Hello. I’m Ash Mukherjee. I’m an Indian classical dancer. I also choreograph and teach using music from the Indian film industry. I was born in Calcutta, now Kolkata. Calcutta is generally regarded as the cultural capital of India. I was passionate about rhythm. My dad played the tabla. My mum was a Hindustani classical singer. I would see Hemaji or Shambhu Maharaj and all these amazing people or Birju Maharaj dancing on the screen and that was what was really inspiring because these were great classical dancers who were dancing in film.
Then I went to Uday Shankar Cultural Centre and Uday Shankar’s wife, Amala Shankar took me under her wing briefly and I remember she really encouraged my love of improvisation and, you know, we would learn their repertoire as well.
I learnt Bharata Natyam from her (Guru Thankamani Kutti). It was a great place to be because we were learning the root of all South East Asian dance forms. The great thing about India is that it kind of… there is this osmosis, and seeps in every culture and, and takes it and distils it then gives it back Indianised. My first job as a dancer was actually in the company, because it was Kalamandalam School and Company. So I became a soloist in the company and then I became a principal dancer when I was about thirteen so I was quite young.
I went to London Studio Centre and I was very lucky to have some incredible teachers there, like Brenda Last and David Ashmole and Dollie Henry teaching me ballet and jazz. Then after I graduated I went back to India and I set up the Indian Ballet Academy. We literally taught kids from every kind of background whether they were children of the streets or they came from very affluent homes. The soundtrack of their lives was Bollywood music. They realised that they can do ballet. They can use ballet vocabulary to Bollywood music. So there was this really interesting mix that was going on there.
I came here – I was working with a company, an Indian classical dance company, and we contributed towards making this piece which won The Place Prize. So that was quite interesting because that took us everywhere, you know, to the States and to Europe and, so I got to teach a lot over there. I was teaching Indian classical dance mainly, but then back in London again, I started teaching Bollywood dancing.

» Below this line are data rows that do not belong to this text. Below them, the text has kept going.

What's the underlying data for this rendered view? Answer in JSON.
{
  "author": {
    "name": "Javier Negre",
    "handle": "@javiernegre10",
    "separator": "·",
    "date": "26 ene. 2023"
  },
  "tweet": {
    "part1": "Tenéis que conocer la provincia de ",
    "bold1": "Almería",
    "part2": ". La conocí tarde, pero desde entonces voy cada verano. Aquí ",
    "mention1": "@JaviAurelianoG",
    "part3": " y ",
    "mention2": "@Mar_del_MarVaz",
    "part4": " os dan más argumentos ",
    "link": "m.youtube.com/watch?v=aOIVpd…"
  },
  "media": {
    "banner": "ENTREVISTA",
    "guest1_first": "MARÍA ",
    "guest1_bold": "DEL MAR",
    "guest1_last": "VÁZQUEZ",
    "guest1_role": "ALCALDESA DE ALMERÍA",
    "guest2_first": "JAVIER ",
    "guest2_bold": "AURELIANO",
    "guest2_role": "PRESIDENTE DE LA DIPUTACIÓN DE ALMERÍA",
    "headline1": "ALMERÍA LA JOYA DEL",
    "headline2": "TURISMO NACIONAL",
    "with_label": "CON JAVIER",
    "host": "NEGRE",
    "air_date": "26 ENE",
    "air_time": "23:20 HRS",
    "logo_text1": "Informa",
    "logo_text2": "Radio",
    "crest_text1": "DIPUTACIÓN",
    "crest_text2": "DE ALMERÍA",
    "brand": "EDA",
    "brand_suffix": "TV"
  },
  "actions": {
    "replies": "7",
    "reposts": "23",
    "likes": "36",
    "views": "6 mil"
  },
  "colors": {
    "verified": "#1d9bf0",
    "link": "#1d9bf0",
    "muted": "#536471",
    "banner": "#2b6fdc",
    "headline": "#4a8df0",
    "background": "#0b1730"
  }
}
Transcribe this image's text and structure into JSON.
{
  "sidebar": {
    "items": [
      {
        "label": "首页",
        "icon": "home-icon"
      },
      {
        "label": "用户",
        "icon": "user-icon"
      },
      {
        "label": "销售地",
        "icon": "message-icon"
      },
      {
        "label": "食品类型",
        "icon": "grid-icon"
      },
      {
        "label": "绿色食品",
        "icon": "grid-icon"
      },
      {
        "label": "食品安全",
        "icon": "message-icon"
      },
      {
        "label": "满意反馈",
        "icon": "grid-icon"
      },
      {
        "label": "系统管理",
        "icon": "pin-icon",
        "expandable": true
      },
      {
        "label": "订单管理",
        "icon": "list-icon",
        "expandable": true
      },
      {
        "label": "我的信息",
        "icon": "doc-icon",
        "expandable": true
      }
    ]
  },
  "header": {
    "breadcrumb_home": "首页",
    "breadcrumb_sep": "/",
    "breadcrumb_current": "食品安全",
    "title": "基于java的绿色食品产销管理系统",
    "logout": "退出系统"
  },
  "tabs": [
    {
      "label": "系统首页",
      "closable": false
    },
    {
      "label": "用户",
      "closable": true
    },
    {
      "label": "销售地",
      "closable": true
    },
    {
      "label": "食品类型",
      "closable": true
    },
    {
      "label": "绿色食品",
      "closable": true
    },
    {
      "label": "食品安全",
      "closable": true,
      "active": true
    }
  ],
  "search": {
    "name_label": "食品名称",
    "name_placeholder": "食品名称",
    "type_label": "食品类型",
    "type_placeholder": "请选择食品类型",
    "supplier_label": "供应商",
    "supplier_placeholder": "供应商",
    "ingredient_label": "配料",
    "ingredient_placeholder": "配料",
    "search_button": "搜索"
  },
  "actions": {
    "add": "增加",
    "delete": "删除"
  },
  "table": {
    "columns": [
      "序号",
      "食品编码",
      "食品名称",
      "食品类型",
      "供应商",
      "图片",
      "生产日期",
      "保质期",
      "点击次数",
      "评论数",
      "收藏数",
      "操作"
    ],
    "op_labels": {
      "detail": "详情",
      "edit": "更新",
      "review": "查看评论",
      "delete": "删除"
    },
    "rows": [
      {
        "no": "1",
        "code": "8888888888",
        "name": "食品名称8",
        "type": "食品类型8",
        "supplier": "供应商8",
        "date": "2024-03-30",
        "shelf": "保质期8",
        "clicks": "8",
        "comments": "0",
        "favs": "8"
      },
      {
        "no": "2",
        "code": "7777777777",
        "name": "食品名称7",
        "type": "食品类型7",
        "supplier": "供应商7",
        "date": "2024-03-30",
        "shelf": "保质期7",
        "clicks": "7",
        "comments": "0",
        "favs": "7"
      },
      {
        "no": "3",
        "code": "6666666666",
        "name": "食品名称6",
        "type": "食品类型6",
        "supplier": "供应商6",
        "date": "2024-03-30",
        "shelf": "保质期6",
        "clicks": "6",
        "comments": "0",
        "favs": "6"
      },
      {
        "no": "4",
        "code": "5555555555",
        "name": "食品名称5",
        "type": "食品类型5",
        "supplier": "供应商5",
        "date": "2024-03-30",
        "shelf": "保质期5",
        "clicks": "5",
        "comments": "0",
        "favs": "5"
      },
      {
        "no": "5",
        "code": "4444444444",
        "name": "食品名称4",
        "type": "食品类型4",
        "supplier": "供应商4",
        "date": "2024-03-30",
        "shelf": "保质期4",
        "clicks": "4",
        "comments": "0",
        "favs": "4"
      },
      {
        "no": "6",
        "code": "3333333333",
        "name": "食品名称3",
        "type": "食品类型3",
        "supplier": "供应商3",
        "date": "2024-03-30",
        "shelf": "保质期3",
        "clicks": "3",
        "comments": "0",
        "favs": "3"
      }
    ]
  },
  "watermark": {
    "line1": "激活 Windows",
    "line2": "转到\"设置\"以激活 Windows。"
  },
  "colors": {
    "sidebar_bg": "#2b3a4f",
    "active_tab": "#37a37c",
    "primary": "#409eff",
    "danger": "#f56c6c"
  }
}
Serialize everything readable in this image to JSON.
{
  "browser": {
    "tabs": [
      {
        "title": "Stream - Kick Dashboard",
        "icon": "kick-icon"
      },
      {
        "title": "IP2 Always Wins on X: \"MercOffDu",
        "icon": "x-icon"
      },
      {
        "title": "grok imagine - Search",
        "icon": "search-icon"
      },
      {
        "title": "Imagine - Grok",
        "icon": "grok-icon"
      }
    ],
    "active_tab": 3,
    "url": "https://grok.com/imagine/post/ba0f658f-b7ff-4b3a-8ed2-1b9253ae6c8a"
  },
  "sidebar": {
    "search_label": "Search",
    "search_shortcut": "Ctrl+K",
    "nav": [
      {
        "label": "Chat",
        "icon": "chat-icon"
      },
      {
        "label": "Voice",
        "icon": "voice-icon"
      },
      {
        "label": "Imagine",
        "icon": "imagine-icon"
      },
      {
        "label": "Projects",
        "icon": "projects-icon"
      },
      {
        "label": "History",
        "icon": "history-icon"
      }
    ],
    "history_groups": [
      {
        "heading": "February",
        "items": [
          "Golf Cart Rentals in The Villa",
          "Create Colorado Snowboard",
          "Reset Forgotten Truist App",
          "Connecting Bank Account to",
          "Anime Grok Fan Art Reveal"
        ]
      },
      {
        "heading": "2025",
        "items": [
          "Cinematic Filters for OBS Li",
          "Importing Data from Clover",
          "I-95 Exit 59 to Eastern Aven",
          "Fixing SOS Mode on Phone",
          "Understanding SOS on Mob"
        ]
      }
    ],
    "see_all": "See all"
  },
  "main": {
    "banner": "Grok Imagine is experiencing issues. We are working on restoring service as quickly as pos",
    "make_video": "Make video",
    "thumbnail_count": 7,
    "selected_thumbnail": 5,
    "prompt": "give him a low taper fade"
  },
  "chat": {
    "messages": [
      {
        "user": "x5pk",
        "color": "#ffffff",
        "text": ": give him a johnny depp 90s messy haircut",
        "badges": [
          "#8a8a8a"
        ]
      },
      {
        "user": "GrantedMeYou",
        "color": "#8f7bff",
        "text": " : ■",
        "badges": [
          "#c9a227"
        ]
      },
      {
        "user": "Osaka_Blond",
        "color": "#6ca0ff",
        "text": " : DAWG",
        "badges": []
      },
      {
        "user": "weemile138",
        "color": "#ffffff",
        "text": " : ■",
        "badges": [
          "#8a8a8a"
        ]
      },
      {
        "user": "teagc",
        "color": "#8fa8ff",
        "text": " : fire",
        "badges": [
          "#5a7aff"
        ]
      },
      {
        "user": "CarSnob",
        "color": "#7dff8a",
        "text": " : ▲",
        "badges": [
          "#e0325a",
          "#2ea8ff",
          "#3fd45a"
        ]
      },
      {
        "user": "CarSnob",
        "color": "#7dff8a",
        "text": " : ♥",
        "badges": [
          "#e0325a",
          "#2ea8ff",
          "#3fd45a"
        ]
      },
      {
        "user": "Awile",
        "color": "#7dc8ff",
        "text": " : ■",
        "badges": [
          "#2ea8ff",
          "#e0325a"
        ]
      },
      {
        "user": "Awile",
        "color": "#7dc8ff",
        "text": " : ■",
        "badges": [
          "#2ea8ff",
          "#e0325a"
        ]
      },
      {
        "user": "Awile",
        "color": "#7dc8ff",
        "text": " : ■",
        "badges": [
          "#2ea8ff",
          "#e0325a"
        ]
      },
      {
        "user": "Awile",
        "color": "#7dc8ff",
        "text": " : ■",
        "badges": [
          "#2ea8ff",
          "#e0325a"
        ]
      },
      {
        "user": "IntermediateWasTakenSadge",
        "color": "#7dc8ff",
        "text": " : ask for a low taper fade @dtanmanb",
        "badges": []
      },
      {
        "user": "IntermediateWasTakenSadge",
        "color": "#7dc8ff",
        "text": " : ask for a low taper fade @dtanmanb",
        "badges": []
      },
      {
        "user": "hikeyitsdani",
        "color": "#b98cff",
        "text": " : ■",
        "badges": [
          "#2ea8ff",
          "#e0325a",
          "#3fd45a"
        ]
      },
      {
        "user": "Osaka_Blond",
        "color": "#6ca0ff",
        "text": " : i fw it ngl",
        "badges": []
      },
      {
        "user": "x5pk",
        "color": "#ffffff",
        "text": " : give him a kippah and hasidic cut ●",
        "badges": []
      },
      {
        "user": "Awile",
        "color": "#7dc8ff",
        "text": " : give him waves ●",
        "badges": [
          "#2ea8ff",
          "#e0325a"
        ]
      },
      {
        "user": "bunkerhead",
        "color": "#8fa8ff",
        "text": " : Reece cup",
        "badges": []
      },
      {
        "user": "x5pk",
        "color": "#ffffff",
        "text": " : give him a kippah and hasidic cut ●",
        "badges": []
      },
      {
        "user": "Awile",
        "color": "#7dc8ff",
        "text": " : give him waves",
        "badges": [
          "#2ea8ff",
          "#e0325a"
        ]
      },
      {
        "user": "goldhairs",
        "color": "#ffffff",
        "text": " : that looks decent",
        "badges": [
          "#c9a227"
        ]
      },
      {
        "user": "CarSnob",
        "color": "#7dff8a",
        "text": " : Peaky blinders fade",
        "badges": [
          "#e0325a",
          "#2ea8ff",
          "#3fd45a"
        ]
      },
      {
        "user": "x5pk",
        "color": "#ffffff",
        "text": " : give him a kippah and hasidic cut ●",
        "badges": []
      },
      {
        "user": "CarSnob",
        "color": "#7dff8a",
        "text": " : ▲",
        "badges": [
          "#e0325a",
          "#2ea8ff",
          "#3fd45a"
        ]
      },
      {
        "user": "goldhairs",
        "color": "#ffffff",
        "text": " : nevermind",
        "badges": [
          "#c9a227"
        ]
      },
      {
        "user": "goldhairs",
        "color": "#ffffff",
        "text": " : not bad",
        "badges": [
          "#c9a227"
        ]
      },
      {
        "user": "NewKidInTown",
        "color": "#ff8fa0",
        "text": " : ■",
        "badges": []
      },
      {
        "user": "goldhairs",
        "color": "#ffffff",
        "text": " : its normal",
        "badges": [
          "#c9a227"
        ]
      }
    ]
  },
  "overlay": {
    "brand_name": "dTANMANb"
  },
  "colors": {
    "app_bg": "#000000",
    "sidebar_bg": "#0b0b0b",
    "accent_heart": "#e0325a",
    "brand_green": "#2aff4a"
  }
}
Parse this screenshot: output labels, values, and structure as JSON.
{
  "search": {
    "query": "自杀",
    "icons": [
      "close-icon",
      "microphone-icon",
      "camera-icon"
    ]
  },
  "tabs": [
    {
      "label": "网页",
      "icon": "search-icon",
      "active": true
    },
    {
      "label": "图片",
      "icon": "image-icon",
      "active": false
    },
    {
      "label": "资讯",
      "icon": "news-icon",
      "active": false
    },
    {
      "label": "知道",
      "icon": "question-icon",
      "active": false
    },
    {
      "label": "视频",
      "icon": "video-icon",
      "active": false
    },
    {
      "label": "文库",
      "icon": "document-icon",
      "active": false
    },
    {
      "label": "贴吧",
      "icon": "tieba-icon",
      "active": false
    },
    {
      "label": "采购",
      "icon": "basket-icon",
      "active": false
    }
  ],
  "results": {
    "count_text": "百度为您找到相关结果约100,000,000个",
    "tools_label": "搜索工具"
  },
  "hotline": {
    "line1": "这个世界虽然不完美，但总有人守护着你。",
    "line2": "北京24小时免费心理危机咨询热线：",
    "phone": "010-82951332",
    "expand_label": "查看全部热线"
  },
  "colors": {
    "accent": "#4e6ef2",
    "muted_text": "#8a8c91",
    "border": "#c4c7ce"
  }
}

I taught Indian classical dance and in the class itself there were some people going, you know, there’s the great piece of music I really want to dance to, and that could have been, sometimes a great piece of jazz music, or a great piece of classical music and some of the times, it was Bollywood music. And it was just as legitimate and so we started choreographing to it.
Once these students get into Indian dance or Bollywood dance, they realise it’s not that exotic after all. It’s a very universal language because we all have bodies, we all use our hands and eyes when we talk. In Bollywood dance or Indian dance, it’s just heightened, that’s all.
We’re teaching them the words, or the steps and it’s up to them how they want to say it. And I have absolutely no right to stifle their creativity. And that’s kind of one of my main principles about teaching dance. So, yeah, that’s one of the ways to use classical – is it brings focus, it brings all those, you know, heightened sense of musicality, heightened sense of projection.